What the task asks:
For this exercise, report every line of the material that includes "content".

Dataset:
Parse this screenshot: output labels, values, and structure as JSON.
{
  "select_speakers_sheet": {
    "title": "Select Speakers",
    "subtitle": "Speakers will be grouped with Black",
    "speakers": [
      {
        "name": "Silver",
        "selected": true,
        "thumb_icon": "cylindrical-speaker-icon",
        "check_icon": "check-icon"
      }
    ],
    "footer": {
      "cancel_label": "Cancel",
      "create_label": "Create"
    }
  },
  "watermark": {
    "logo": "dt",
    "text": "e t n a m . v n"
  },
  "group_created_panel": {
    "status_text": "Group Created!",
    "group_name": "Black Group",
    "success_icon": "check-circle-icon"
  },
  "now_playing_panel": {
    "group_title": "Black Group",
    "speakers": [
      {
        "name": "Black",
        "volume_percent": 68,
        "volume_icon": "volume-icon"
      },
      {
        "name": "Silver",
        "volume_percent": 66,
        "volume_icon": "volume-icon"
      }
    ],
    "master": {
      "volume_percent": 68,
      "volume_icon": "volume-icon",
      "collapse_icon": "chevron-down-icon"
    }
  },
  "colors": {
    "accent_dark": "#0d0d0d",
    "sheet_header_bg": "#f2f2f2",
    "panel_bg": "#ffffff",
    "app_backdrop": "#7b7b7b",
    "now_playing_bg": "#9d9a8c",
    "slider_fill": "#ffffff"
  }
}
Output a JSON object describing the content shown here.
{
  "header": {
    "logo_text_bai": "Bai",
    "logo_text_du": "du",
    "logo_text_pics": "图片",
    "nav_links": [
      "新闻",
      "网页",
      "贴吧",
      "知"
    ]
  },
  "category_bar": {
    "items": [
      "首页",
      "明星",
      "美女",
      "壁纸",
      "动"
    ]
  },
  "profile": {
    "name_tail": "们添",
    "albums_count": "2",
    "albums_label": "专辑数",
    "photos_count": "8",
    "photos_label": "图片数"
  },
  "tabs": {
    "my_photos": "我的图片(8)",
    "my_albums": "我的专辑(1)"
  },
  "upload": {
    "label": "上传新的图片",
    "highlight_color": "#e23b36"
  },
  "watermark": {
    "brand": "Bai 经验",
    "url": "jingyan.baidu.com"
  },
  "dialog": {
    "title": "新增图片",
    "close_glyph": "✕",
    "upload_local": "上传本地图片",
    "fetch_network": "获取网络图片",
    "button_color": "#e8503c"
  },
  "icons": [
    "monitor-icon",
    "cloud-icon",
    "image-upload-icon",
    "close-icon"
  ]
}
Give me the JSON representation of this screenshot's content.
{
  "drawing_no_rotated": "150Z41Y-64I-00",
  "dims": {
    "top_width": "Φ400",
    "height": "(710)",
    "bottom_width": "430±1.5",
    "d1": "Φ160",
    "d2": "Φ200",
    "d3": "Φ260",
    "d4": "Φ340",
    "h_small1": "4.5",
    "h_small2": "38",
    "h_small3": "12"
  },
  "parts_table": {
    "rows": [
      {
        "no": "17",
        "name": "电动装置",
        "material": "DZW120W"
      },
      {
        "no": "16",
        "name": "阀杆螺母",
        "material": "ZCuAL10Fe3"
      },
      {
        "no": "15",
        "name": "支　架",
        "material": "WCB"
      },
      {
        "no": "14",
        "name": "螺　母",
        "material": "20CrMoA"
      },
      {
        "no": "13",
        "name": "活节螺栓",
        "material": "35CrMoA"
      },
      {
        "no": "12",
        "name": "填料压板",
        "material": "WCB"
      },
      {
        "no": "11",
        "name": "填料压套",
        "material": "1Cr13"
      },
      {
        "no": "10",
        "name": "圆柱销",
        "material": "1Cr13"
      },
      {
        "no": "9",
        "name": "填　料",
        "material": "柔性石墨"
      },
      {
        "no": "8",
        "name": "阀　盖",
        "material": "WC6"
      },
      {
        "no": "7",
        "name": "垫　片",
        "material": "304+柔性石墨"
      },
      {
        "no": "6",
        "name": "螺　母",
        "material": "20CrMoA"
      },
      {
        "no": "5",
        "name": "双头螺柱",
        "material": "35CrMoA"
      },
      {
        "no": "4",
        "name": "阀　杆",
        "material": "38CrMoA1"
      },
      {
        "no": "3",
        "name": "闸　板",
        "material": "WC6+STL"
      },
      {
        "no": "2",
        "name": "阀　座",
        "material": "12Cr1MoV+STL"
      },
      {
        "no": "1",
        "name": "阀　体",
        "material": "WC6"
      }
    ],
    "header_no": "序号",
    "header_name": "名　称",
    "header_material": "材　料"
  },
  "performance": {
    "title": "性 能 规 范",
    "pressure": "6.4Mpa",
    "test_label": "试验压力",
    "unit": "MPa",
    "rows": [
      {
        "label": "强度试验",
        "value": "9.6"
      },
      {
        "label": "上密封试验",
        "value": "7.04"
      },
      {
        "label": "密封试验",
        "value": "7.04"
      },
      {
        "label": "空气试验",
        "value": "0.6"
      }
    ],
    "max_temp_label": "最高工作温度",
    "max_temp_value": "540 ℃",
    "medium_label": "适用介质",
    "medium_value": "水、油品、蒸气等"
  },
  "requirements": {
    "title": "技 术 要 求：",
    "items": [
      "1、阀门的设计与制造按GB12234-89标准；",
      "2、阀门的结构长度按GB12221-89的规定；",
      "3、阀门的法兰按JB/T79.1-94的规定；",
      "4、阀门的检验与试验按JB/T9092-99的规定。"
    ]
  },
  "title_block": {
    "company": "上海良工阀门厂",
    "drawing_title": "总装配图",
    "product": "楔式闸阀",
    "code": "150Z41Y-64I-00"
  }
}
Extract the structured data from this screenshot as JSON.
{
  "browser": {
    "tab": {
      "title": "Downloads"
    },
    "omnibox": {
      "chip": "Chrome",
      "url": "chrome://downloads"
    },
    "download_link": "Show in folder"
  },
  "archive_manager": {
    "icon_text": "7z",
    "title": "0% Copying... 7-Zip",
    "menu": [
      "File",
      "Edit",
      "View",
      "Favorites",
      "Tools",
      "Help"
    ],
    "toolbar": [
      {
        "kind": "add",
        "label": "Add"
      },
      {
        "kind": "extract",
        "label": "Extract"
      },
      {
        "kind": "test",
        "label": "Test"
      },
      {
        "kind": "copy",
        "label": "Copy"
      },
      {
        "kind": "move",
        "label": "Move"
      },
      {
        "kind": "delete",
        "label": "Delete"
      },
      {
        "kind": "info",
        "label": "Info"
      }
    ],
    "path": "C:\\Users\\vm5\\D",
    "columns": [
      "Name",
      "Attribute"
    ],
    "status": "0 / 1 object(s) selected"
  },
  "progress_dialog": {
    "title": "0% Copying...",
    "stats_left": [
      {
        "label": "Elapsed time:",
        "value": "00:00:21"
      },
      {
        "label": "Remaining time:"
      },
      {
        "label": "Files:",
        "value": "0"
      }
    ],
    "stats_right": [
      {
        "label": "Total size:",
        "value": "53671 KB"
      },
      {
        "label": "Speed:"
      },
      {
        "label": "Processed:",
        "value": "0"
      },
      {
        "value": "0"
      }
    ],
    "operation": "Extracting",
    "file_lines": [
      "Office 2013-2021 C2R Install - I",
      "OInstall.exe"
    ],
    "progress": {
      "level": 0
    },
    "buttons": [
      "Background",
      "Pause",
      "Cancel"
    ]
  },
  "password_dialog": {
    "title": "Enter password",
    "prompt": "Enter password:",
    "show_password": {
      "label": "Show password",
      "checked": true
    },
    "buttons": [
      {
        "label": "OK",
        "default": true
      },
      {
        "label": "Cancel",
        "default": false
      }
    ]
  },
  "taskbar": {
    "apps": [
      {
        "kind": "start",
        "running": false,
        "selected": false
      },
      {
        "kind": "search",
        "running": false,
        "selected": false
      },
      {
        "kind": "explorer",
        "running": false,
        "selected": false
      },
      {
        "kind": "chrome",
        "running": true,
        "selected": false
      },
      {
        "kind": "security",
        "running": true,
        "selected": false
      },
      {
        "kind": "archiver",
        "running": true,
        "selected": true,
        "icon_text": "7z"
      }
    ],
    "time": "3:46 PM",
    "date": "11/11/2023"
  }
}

Written reply:
Output a JSON object describing the content shown here.
Give me the JSON representation of this screenshot's content.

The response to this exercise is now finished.